Pettyjohn’s Cave (Pigeon Mountain)
Adventure seekers, listen up! Pettyjohn’s Cave in Georgia is one of the most thrilling outdoor destinations around. This 6.5-mile underground trail within Pigeon Mountain reaches a depth of 235 feet and features some of the most stunning views in Walker County.
The Echo Room is definitely worth a visit, but be prepared to crawl through the worm tube – a 150-foot passageway that forces cavers to crawl on their hands and knees. This is one of the cave’s most popular features. And if you’re feeling daring, head over to the Bridge Room, where you can hang your feet over an edge and listen to the stream below 80 feet away.
Pettyjohn’s Cave offers an incredible cavernous experience, so don’t miss out on this unique experience. Whether it’s exploring its hidden depths or admiring its stunning beauty, Pettyjohn’s Cave should be at the top of your list when planning your Georgia cave excursion.
Ellison’s Cave (Walker County)
If you’re looking for an adventure like no other, then Ellison’s Cave in Georgia is the perfect destination.

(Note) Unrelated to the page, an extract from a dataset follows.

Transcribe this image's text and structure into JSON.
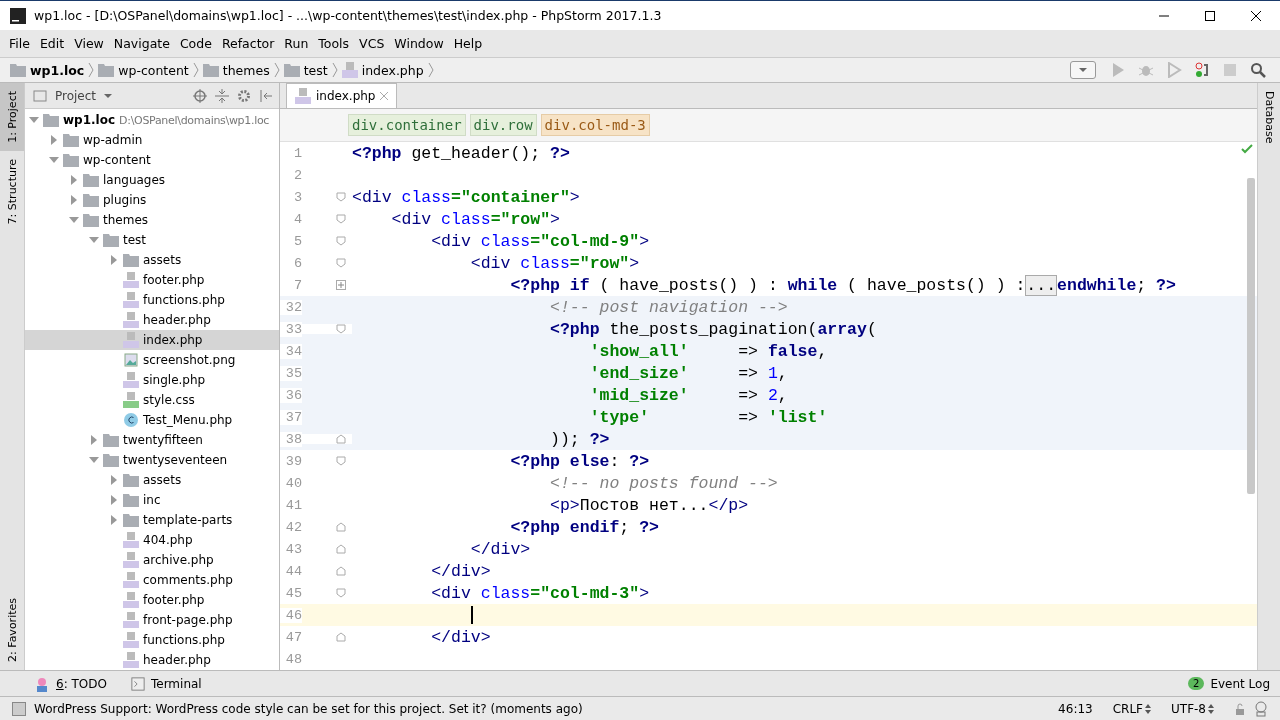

Located in the Appalachian Plateaus of Northwest Georgia, this cave takes hikers to depths they won’t find anywhere else in the continental US.

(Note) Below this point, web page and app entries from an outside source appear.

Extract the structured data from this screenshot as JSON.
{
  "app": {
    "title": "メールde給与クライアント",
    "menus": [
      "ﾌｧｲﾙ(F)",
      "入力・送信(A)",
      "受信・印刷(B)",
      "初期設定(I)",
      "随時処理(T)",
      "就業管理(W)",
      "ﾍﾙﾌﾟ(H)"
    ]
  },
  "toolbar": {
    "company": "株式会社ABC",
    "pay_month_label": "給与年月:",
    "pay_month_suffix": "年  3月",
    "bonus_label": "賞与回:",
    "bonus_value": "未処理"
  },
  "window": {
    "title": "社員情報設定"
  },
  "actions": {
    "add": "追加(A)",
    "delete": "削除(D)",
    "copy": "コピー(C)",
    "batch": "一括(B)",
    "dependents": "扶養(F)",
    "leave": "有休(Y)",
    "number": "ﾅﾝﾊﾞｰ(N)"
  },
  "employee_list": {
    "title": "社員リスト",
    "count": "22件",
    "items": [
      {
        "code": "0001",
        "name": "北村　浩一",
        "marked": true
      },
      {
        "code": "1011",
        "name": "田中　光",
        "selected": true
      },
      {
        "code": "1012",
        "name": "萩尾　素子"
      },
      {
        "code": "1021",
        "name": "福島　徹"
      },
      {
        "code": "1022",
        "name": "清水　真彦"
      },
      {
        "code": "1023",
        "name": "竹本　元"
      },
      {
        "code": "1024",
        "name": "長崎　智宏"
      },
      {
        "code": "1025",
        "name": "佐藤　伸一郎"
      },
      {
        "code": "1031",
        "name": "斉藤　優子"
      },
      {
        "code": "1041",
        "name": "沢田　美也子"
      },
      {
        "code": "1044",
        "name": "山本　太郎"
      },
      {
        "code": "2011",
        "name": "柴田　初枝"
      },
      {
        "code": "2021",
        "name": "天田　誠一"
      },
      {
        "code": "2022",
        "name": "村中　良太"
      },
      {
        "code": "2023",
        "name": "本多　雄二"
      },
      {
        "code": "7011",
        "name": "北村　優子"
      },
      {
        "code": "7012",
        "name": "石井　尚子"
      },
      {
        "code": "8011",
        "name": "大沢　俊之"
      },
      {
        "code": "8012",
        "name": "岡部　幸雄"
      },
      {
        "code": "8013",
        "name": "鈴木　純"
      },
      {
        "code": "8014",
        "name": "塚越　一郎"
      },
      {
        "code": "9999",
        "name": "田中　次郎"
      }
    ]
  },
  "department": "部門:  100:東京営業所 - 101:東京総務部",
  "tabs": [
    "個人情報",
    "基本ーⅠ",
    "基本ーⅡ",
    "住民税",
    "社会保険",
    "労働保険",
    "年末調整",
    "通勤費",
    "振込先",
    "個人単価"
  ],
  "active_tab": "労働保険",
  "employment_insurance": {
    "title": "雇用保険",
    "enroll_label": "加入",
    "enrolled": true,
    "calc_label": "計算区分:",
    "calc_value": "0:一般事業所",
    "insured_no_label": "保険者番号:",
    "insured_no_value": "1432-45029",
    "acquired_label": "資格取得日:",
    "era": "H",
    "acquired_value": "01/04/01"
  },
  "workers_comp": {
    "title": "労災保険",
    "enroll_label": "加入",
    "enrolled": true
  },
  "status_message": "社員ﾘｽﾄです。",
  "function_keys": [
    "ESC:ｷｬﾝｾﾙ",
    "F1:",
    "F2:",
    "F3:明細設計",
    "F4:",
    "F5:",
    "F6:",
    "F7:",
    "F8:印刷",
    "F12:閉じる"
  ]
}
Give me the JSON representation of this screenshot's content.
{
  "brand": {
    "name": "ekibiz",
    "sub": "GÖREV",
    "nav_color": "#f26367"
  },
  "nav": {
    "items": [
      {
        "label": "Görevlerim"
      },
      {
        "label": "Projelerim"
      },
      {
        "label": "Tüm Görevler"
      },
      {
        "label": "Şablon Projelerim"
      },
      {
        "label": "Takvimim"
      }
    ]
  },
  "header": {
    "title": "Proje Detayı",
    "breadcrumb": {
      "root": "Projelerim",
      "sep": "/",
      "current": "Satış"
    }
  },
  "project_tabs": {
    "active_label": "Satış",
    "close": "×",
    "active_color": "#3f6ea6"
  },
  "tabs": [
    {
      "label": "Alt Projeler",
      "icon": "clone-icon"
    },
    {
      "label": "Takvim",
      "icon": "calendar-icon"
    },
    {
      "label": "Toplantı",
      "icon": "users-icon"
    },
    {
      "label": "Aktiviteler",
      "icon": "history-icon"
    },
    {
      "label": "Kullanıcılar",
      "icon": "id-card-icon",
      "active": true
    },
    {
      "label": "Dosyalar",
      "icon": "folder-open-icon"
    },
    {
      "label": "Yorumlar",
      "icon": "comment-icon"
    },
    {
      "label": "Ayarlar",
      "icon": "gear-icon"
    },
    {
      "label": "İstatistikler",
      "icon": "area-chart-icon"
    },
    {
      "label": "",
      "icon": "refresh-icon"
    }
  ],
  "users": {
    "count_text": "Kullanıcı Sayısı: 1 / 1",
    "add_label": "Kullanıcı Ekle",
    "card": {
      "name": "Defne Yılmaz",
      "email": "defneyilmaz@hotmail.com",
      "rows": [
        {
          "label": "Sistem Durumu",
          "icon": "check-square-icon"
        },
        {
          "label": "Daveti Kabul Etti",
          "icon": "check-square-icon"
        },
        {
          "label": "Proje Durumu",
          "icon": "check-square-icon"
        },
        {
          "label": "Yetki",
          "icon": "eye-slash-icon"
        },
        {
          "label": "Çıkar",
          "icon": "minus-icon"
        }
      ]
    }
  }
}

The cave – which is over 12 miles long and extends 1063 feet vertically – features America’s deepest unobstructed pit named the “Fantastic Pit” – pretty fitting, right? It has a pretty fascinating history as well – it was formed from the dissolution of limestone bedrock by acidic groundwater and dates back to the Paleozoic Age.

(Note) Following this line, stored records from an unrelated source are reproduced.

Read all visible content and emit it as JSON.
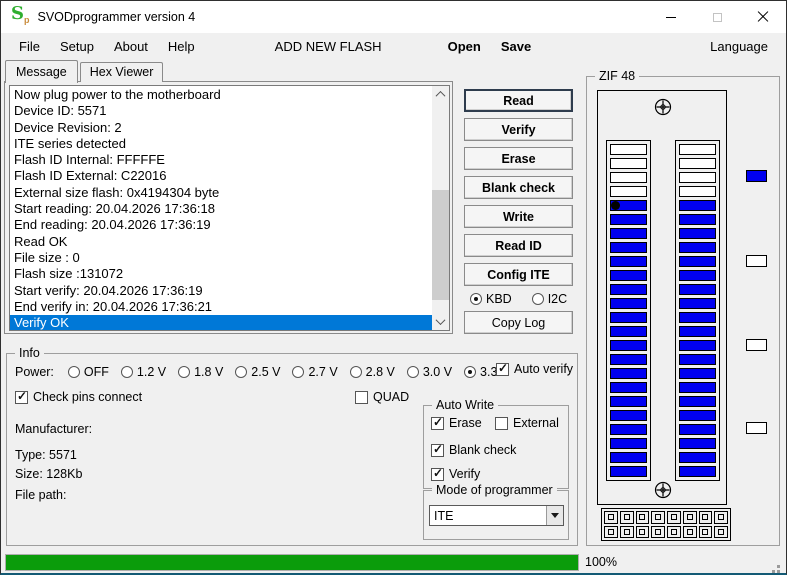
{
  "window": {
    "title": "SVODprogrammer version 4",
    "icon_letter": "S",
    "icon_sub": "p"
  },
  "menu": {
    "items": [
      "File",
      "Setup",
      "About",
      "Help",
      "ADD NEW FLASH",
      "Open",
      "Save",
      "Language"
    ]
  },
  "tabs": [
    {
      "label": "Message",
      "active": true
    },
    {
      "label": "Hex Viewer",
      "active": false
    }
  ],
  "log": {
    "lines": [
      "Now plug power to the motherboard",
      "Device ID: 5571",
      "Device Revision: 2",
      "ITE series detected",
      "Flash ID Internal: FFFFFE",
      "Flash ID External: C22016",
      "External size flash: 0x4194304 byte",
      "Start reading: 20.04.2026 17:36:18",
      "End reading: 20.04.2026 17:36:19",
      "Read OK",
      "File size : 0",
      "Flash size :131072",
      "Start verify: 20.04.2026 17:36:19",
      "End verify in: 20.04.2026 17:36:21",
      "Verify OK"
    ],
    "selected_index": 14,
    "selection_color": "#0078d7"
  },
  "actions": {
    "buttons": [
      {
        "label": "Read",
        "default": true
      },
      {
        "label": "Verify",
        "default": false
      },
      {
        "label": "Erase",
        "default": false
      },
      {
        "label": "Blank check",
        "default": false
      },
      {
        "label": "Write",
        "default": false
      },
      {
        "label": "Read ID",
        "default": false
      },
      {
        "label": "Config ITE",
        "default": false
      }
    ],
    "bus_options": [
      "KBD",
      "I2C"
    ],
    "bus_selected": "KBD",
    "copy_log_label": "Copy Log"
  },
  "zif": {
    "label": "ZIF 48",
    "columns": 2,
    "slots_per_column": 24,
    "empty_top_slots": 4,
    "pin1_slot": 5,
    "pin_color": "#0000f0",
    "indicators": [
      "#0000f0",
      "#ffffff",
      "#ffffff",
      "#ffffff"
    ],
    "connector_rows": 2,
    "connector_cols": 8
  },
  "info": {
    "label": "Info",
    "power_label": "Power:",
    "power_options": [
      "OFF",
      "1.2 V",
      "1.8 V",
      "2.5 V",
      "2.7 V",
      "2.8 V",
      "3.0 V",
      "3.3 V"
    ],
    "power_selected": "3.3 V",
    "auto_verify": {
      "label": "Auto verify",
      "checked": true
    },
    "check_pins": {
      "label": "Check pins connect",
      "checked": true
    },
    "quad": {
      "label": "QUAD",
      "checked": false
    },
    "fields": [
      "Manufacturer:",
      "Type: 5571",
      "Size: 128Kb",
      "File path:"
    ]
  },
  "auto_write": {
    "label": "Auto Write",
    "checkboxes": [
      {
        "label": "Erase",
        "checked": true
      },
      {
        "label": "External",
        "checked": false
      },
      {
        "label": "Blank check",
        "checked": true
      },
      {
        "label": "Verify",
        "checked": true
      }
    ]
  },
  "mode": {
    "label": "Mode of programmer",
    "value": "ITE"
  },
  "statusbar": {
    "progress_percent": 100,
    "progress_label": "100%",
    "progress_color": "#0b9c0b"
  }
}
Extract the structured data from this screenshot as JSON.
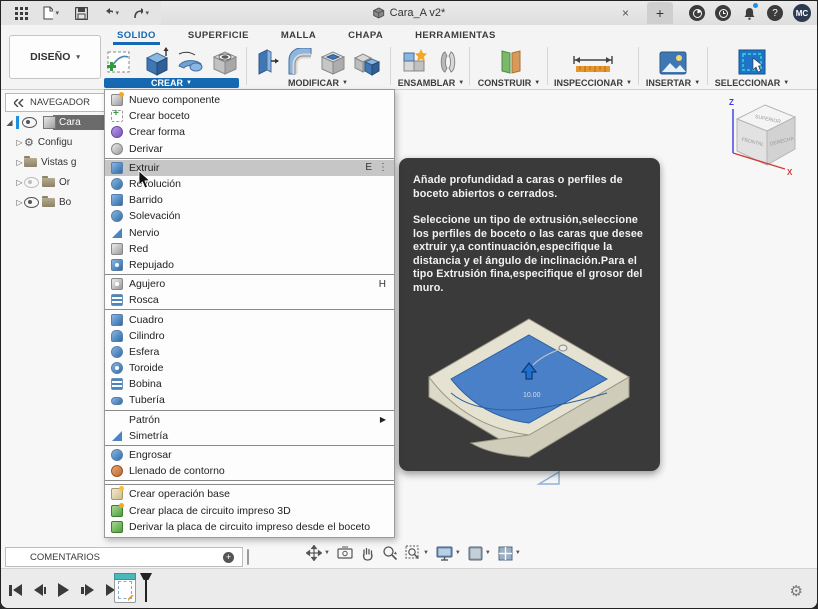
{
  "colors": {
    "accent": "#1569b3",
    "menu_highlight": "#c6c6c6",
    "tooltip_bg": "#3a3a3a",
    "tab_active": "#1568b4"
  },
  "titlebar": {
    "title": "Cara_A v2*",
    "avatar": "MC",
    "close": "×",
    "new_tab": "+",
    "help": "?"
  },
  "tabs": [
    {
      "label": "SOLIDO",
      "active": true
    },
    {
      "label": "SUPERFICIE",
      "active": false
    },
    {
      "label": "MALLA",
      "active": false
    },
    {
      "label": "CHAPA",
      "active": false
    },
    {
      "label": "HERRAMIENTAS",
      "active": false
    }
  ],
  "toolbar": {
    "design_label": "DISEÑO",
    "groups": [
      {
        "label": "CREAR",
        "open": true
      },
      {
        "label": "MODIFICAR"
      },
      {
        "label": "ENSAMBLAR"
      },
      {
        "label": "CONSTRUIR"
      },
      {
        "label": "INSPECCIONAR"
      },
      {
        "label": "INSERTAR"
      },
      {
        "label": "SELECCIONAR"
      }
    ]
  },
  "navigator": {
    "header": "NAVEGADOR",
    "collapse_icon": "chevrons-left",
    "items": [
      {
        "label": "Cara",
        "selected": true
      },
      {
        "label": "Configu"
      },
      {
        "label": "Vistas g"
      },
      {
        "label": "Or",
        "hidden_eye": true
      },
      {
        "label": "Bo"
      }
    ]
  },
  "menu": {
    "items": [
      {
        "label": "Nuevo componente",
        "icon": "new-component-icon"
      },
      {
        "label": "Crear boceto",
        "icon": "create-sketch-icon"
      },
      {
        "label": "Crear forma",
        "icon": "create-form-icon"
      },
      {
        "label": "Derivar",
        "icon": "derive-icon"
      },
      {
        "label": "Extruir",
        "shortcut": "E",
        "icon": "extrude-icon",
        "highlighted": true
      },
      {
        "label": "Revolución",
        "icon": "revolve-icon"
      },
      {
        "label": "Barrido",
        "icon": "sweep-icon"
      },
      {
        "label": "Solevación",
        "icon": "loft-icon"
      },
      {
        "label": "Nervio",
        "icon": "rib-icon"
      },
      {
        "label": "Red",
        "icon": "web-icon"
      },
      {
        "label": "Repujado",
        "icon": "emboss-icon"
      },
      {
        "label": "Agujero",
        "shortcut": "H",
        "icon": "hole-icon"
      },
      {
        "label": "Rosca",
        "icon": "thread-icon"
      },
      {
        "label": "Cuadro",
        "icon": "box-icon"
      },
      {
        "label": "Cilindro",
        "icon": "cylinder-icon"
      },
      {
        "label": "Esfera",
        "icon": "sphere-icon"
      },
      {
        "label": "Toroide",
        "icon": "torus-icon"
      },
      {
        "label": "Bobina",
        "icon": "coil-icon"
      },
      {
        "label": "Tubería",
        "icon": "pipe-icon"
      },
      {
        "label": "Patrón",
        "submenu": true
      },
      {
        "label": "Simetría",
        "icon": "mirror-icon"
      },
      {
        "label": "Engrosar",
        "icon": "thicken-icon"
      },
      {
        "label": "Llenado de contorno",
        "icon": "boundary-fill-icon"
      },
      {
        "label": "Crear operación base",
        "icon": "base-feature-icon"
      },
      {
        "label": "Crear placa de circuito impreso 3D",
        "icon": "pcb-3d-icon"
      },
      {
        "label": "Derivar la placa de circuito impreso desde el boceto",
        "icon": "derive-pcb-icon"
      }
    ]
  },
  "tooltip": {
    "p1": "Añade profundidad a caras o perfiles de boceto abiertos o cerrados.",
    "p2": "Seleccione un tipo de extrusión,seleccione los perfiles de boceto o las caras que desee extruir y,a continuación,especifique la distancia y el ángulo de inclinación.Para el tipo Extrusión fina,especifique el grosor del muro.",
    "dim_label": "10.00"
  },
  "viewcube": {
    "axis_x": "X",
    "axis_z": "Z",
    "face_top": "SUPERIOR",
    "face_left": "FRONTAL",
    "face_right": "DERECHA"
  },
  "bottom": {
    "comments_label": "COMENTARIOS"
  }
}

Frick’s Cave (Walker County)
Also located in Walker County near Lookout Mountain, this 33.8 acre preserve is home to an endangered species of Gray Bats and the rare Tennessee Cave Salamander.
The general public is generally discouraged from visiting due to the fragile environment, however there is an appreciation day open to members and their guests that allows visitors to tour the cave once a year. This occurs during the winter months when there should be no bats in residence so as to protect the species – a truly remarkable effort!
Obviously not as popular as the others due to the lockdown of the cave for most of the year, but it’s truly a one-of-a-kind experience to say you had a chance to go.
Howards Waterfall Cave
This impressive cave is the first acquisition of SCCi (which, by the way, stands for Southeastern Cave Conservancy, Inc.) and extends for three miles with five entrances. It’s a great spot for both novice and experienced cavers to explore. But definitely not for beginners.
The cave is home to one of the few examples of preliterate culture intentionally creating an original and effective writing system – the Cherokee Syllabary. Inside, visitors may have the opportunity to find panels of wall inscriptions written in the Syllabary, which are some of the few examples still around today.
It’s well worth visiting if you’re looking for more of a challenging cave adventure.
Frequently Asked Questions
How many caves are there in Georgia?
Hard to pinpoint an exact number, but it’s estimated that Georgia has over 9,000 caves, and they range from small, shallow ones to deep, long-reaching ones. With the exception of Frick’s Cave and Howards Waterfall Cave, the majority of the caves in Georgia are generally open to the public and provide a great opportunity for exploration and adventure.
What is the biggest cave in Georgia?
Ellison’s Cave is not only the deepest cave in Georgia, but it also holds the distinction of being the deepest cave in the eastern United States. Located in Walker County, it boasts a number of unique features, including two pits that go over 600 feet deep and a number of miles of passageways. For those looking for a more relaxed experience, there are plenty of smaller, shallow caves to explore, such as Cloudland Canyon, and Sitton’s Cave.